Two women sterilized against their will have won large settlements in a court case in Prague that is seen as a first step toward securing justice for other victims of involuntary sterilization.
As far back as 2001, women living with HIV/AIDS were being sterilized in Namibian hospitals, without their autonomous consent. Shockingly, these women, whose cases the International Community of Women Living with HIV/AIDS began documenting in 2008, continue to wait for redress.
Rebecca Kluchin’s new book, Fit to Be Tied: Sterilization and Reproductive Rights in America, 1950-1980, explores a thirty year period of US history in which eugenic and neo-eugenic ideas were used to justify forced, coerced, and freely chosen sterilization.
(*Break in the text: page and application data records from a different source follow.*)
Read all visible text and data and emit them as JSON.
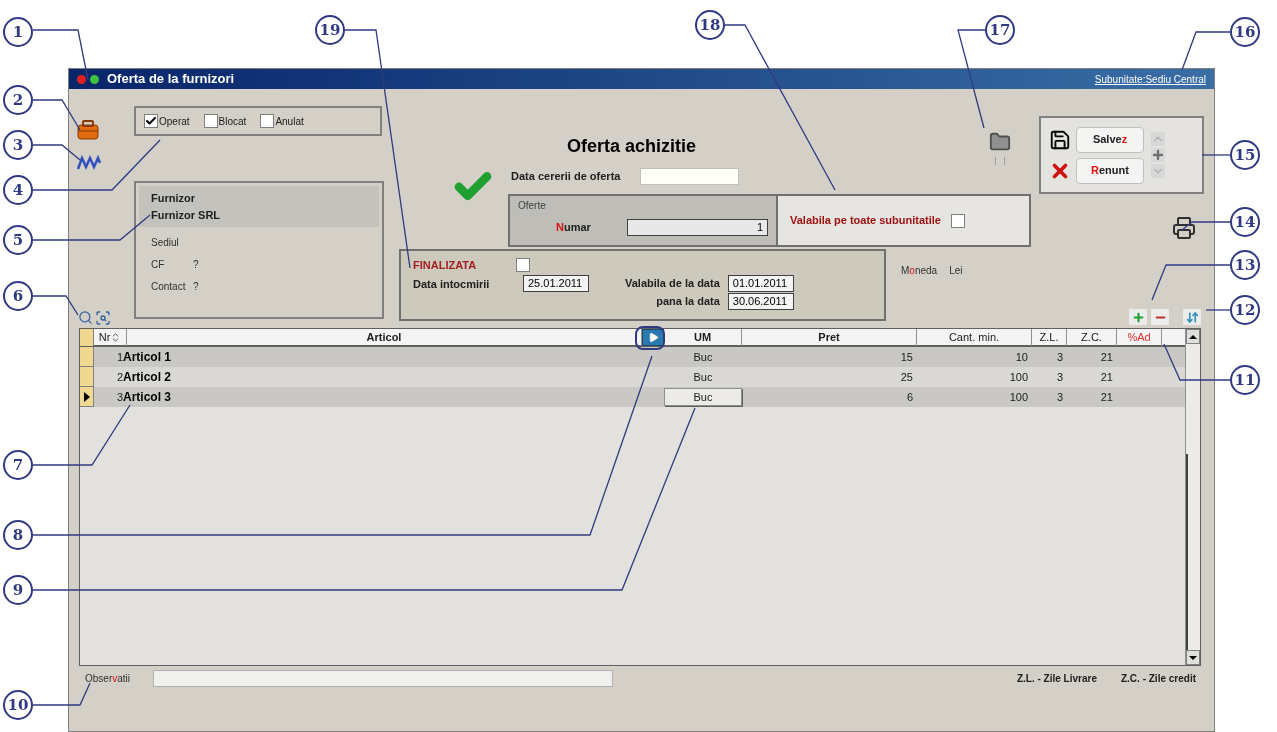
{
  "window": {
    "title": "Oferta de la furnizori",
    "subunit_link": "Subunitate:Sediu Central"
  },
  "status_checks": [
    {
      "label": "Operat",
      "checked": true
    },
    {
      "label": "Blocat",
      "checked": false
    },
    {
      "label": "Anulat",
      "checked": false
    }
  ],
  "supplier": {
    "heading": "Furnizor",
    "name": "Furnizor SRL",
    "fields": [
      {
        "label": "Sediul"
      },
      {
        "label": "CF",
        "value": "?"
      },
      {
        "label": "Contact",
        "value": "?"
      }
    ]
  },
  "document": {
    "title": "Oferta achizitie",
    "request_date_label": "Data cererii de oferta"
  },
  "offers": {
    "group_label": "Oferte",
    "number_label": [
      {
        "text": "N",
        "hotkey": true
      },
      {
        "text": "umar",
        "hotkey": false
      }
    ],
    "number": "1"
  },
  "valid_all_subunits": {
    "label": "Valabila pe toate subunitatile",
    "checked": false
  },
  "finalized": {
    "label": "FINALIZATA",
    "checked": false
  },
  "date_made": {
    "label": "Data intocmirii",
    "value": "25.01.2011"
  },
  "valid_from": {
    "label": "Valabila de la data",
    "value": "01.01.2011"
  },
  "valid_to": {
    "label": "pana la data",
    "value": "30.06.2011"
  },
  "currency": {
    "label": [
      {
        "text": "M",
        "hotkey": false
      },
      {
        "text": "o",
        "hotkey": true
      },
      {
        "text": "neda",
        "hotkey": false
      }
    ],
    "value": "Lei"
  },
  "actions": [
    {
      "kind": "save",
      "label": [
        {
          "text": "Salve",
          "hotkey": false
        },
        {
          "text": "z",
          "hotkey": true
        }
      ]
    },
    {
      "kind": "cancel",
      "label": [
        {
          "text": "R",
          "hotkey": true
        },
        {
          "text": "enunt",
          "hotkey": false
        }
      ]
    }
  ],
  "table": {
    "columns": [
      {
        "label": "Nr",
        "highlight": false
      },
      {
        "label": "Articol",
        "highlight": false
      },
      {
        "label": "UM",
        "highlight": false
      },
      {
        "label": "Pret",
        "highlight": false
      },
      {
        "label": "Cant. min.",
        "highlight": false
      },
      {
        "label": "Z.L.",
        "highlight": false
      },
      {
        "label": "Z.C.",
        "highlight": false
      },
      {
        "label": "%Ad",
        "highlight": true
      }
    ],
    "rows": [
      {
        "nr": "1",
        "articol": "Articol 1",
        "um": "Buc",
        "pret": "15",
        "cant_min": "10",
        "zl": "3",
        "zc": "21",
        "selected": false,
        "editing": false
      },
      {
        "nr": "2",
        "articol": "Articol 2",
        "um": "Buc",
        "pret": "25",
        "cant_min": "100",
        "zl": "3",
        "zc": "21",
        "selected": false,
        "editing": false
      },
      {
        "nr": "3",
        "articol": "Articol 3",
        "um": "Buc",
        "pret": "6",
        "cant_min": "100",
        "zl": "3",
        "zc": "21",
        "selected": true,
        "editing": true
      }
    ]
  },
  "observations": {
    "label": [
      {
        "text": "Obser",
        "hotkey": false
      },
      {
        "text": "v",
        "hotkey": true
      },
      {
        "text": "atii",
        "hotkey": false
      }
    ]
  },
  "legend": [
    "Z.L. - Zile Livrare",
    "Z.C. - Zile credit"
  ],
  "callouts": [
    "1",
    "19",
    "18",
    "17",
    "16",
    "2",
    "3",
    "15",
    "4",
    "14",
    "5",
    "13",
    "6",
    "12",
    "11",
    "7",
    "8",
    "9",
    "10"
  ]
}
After a year of unsuccessful lawsuits, a woman living with HIV and sterilized without her consent filed a complaint against Chile before the Inter-American Commission on Human Rights.